    It’s the most up-to-date and thus accurate information that is publicly available at this time.

  • Yugo Reventlov

    I believe SpaceX still has the 3-engined F9R Dev 2 vehicle that they cannot do much else with. They are apparently planning to use that one for the in-flight abort test.

  • therealdmt

    That’s a cool soundtrack you made! Did you play the instruments yourself?

    Also, I think the Falcon Heavy core won’t be able to return to launch site — you might want to show it landing on a barge (autonomous drone ship), to be more realistic. Anyway though, great job overall!


  • Yugo Reventlov

    I was almost starting to reply. Thanks for the smiley at the end there!

  • Michael Vaicaitis

    Not sure they want to leave any large expensive bits of rocket behind. They’d want to bring it back to use again. Also, I’m not expecting MCT to go to Mars until a least a few recon missions done – would be a nice surprise though.


    You can read about Tinker’s guess here.


    His guess is built around safety and modularity. I would suspect his concept is close to what SpaceX will build. All of the parts should be returnable, maybe not the Hab.

    Imagine building a base from 50 foot diameter 5 story buildings!

    Such a system @John_Gardi describes make me realize why Musk is building MCT now.

    Build it, others will buy it!

    Loonies, space stations anywhere in the inner solor system.

  • Michael Vaicaitis

    I confess to being a tad sceptical about a 15m rocket core. Sounds a bit expensive to manufacture and awkward to move around a launch site. I am liking Tinker’s design for MCT, but a 15m diameter BFR seems a bit much. That’s a big old tube for horizontal integration and launch from strongback. Not mention recovery from landing and return to hangar. Seems to me, a 10m BFR could lift a 15m MCT to orbit for on orbit integration and fueling, and would be vastly easier to handle on Earth. Even then, 10m is the size of saturn V.
    I do wonder if Spacex wouldn’t prefer a 6-7m 3 core BFR (ala FH), although that would limit the potential diameter of MCT to nearer 10m. But even a 10m MCT should be big enough. I’m looking at this from a manufacturing and operational cost viewpoint and making the wild assumption that small diameter BFR cores would be considerably cheaper to build and easier to operate.
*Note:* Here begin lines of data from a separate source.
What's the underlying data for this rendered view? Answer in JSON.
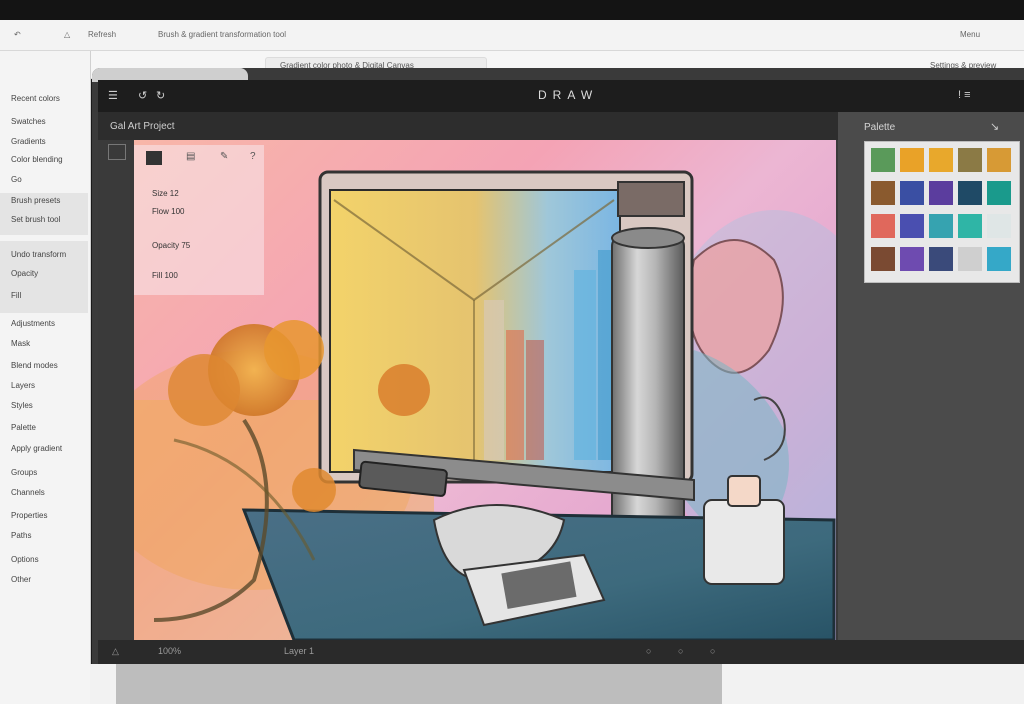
{
  "toolbar": {
    "a": "Refresh",
    "b": "Brush & gradient transformation tool",
    "right": "Menu"
  },
  "subbar": {
    "tab": "Gradient color photo & Digital Canvas",
    "right": "Settings & preview"
  },
  "sidebar": {
    "items": [
      "Recent colors",
      "Swatches",
      "Gradients",
      "Color blending",
      "Go",
      "Brush presets",
      "Set brush tool",
      "Undo transform",
      "Opacity",
      "Fill",
      "Adjustments",
      "Mask",
      "Blend modes",
      "Layers",
      "Styles",
      "Palette",
      "Apply gradient",
      "Groups",
      "Channels",
      "Properties",
      "Paths",
      "Options",
      "Other"
    ]
  },
  "app": {
    "title": "Gal Art Project",
    "toolbar_center": "DRAW",
    "right_icons": "! ≡"
  },
  "floatpanel": {
    "rows": [
      "Size 12",
      "Flow 100",
      "Opacity 75",
      "Fill 100"
    ]
  },
  "rightpanel": {
    "header": "Palette",
    "swatches": [
      "#5a9a5a",
      "#e9a228",
      "#e8a82c",
      "#8b7a45",
      "#d79a35",
      "#8a5a2e",
      "#3a4fa3",
      "#5b3d9e",
      "#1f4a66",
      "#1a9a8c",
      "#e0685c",
      "#4a4fb0",
      "#36a3b0",
      "#2fb5a6",
      "#dfe6e6",
      "#7a4a32",
      "#6e4bb0",
      "#3a4a7a",
      "#cfcfcf",
      "#35a8c8"
    ]
  },
  "status": {
    "zoom": "100%",
    "info": "Layer 1"
  },
  "icons": {
    "menu": "menu-icon",
    "undo": "undo-icon",
    "brush": "brush-icon",
    "eyedropper": "eyedropper-icon"
  }
}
Perhaps I lack Tinker’s ambition.


    Your guess is as good as mine.
    Sure is fun to have a positive future instead of the same old excuses 🙂
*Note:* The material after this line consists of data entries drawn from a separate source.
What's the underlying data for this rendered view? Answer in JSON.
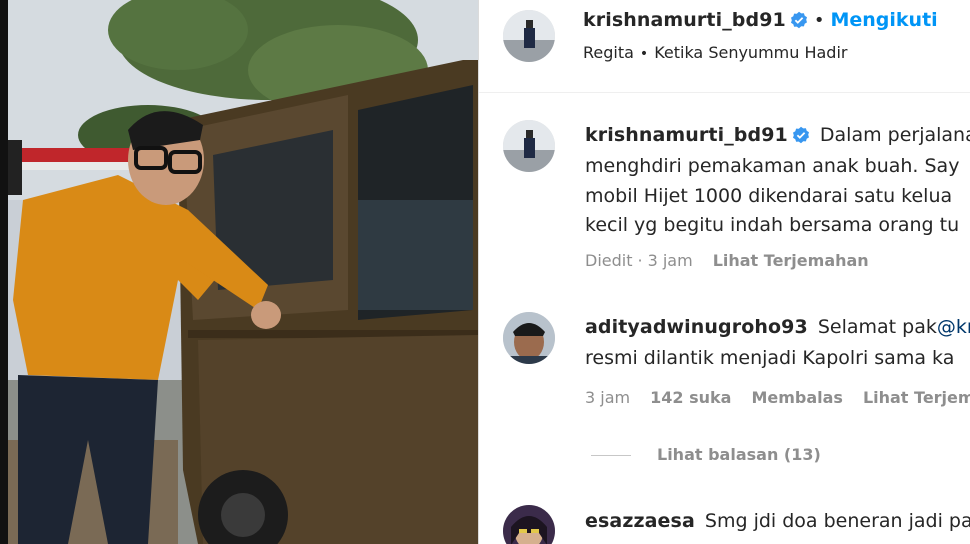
{
  "post": {
    "author": "krishnamurti_bd91",
    "follow_label": "Mengikuti",
    "subline": {
      "tag": "Regita",
      "song": "Ketika Senyummu Hadir"
    }
  },
  "caption": {
    "username": "krishnamurti_bd91",
    "lines": [
      "Dalam perjalana",
      "menghdiri pemakaman anak buah. Say",
      "mobil Hijet 1000 dikendarai satu kelua",
      "kecil yg begitu indah bersama orang tu"
    ],
    "edited": "Diedit",
    "time": "3 jam",
    "translate": "Lihat Terjemahan"
  },
  "comments": [
    {
      "username": "adityadwinugroho93",
      "text_line1": "Selamat pak",
      "mention": "@kr",
      "text_line2": "resmi dilantik menjadi Kapolri sama ka",
      "time": "3 jam",
      "likes": "142 suka",
      "reply": "Membalas",
      "translate": "Lihat Terjema",
      "view_replies": "Lihat balasan (13)"
    },
    {
      "username": "esazzaesa",
      "text_line1": "Smg jdi doa beneran jadi pa"
    }
  ],
  "icons": {
    "verified": "verified-badge-icon"
  },
  "colors": {
    "link_blue": "#0095f6",
    "verified_blue": "#3897f0",
    "muted": "#8e8e8e",
    "text": "#262626"
  }
}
    I have heard rumors that Musk has suggested such a size to some people. 27 to 30 raptors one core. I don’t think that part was from John Gardi/tinker

  • BeanCounterFromDownUnder

    Aren’t you on NSF L2 yet DTARS?

  • TimAndrews868

    “I confess to being a tad sceptical about a 15m rocket core. ”

    The item that triggered that speculation is leaked info from SpaceX making plans for tooling large enough to make 15m diameter tanks.


    I was not aware they have a Dev2.

  • Hug Doug


    Basically the F9R Dev 2 test flight program got canned shortly after the test flight article was built, due to much better than expected results with the post-launch reentry tests of the first stage, which gave SpaceX the data they would have gotten with high-altitude testing at Spaceport America.

    I still expect SpaceX will take one (possibly more) recovered first stage to Spaceport America at some point, because there is still lots of high-risk flight envelope testing, new technology trials, etc. they can do there that they wouldn’t want to do during an operational flight.


    Got any evidence of that assertion sir? Or is that just your educated guess? Would be fun to see some recovered stage test in New Mexico!

    What was it Elon said? If you don’t crater some your not…..?


  • Hug Doug

    Well, SpaceX has been improving the site they are leasing from Spaceport America. There’s a paved section with a launch pad and a support building there. They could just write that off at any time, but as far as I know they are still paying for their lease there.

    If I were in charge, I’d pick a recovered stage to do nothing experimental on, but just launch, land, inspect, launch, land, inspect, repeat until the stage fails. That method would definitely give them data on stress points and failure modes.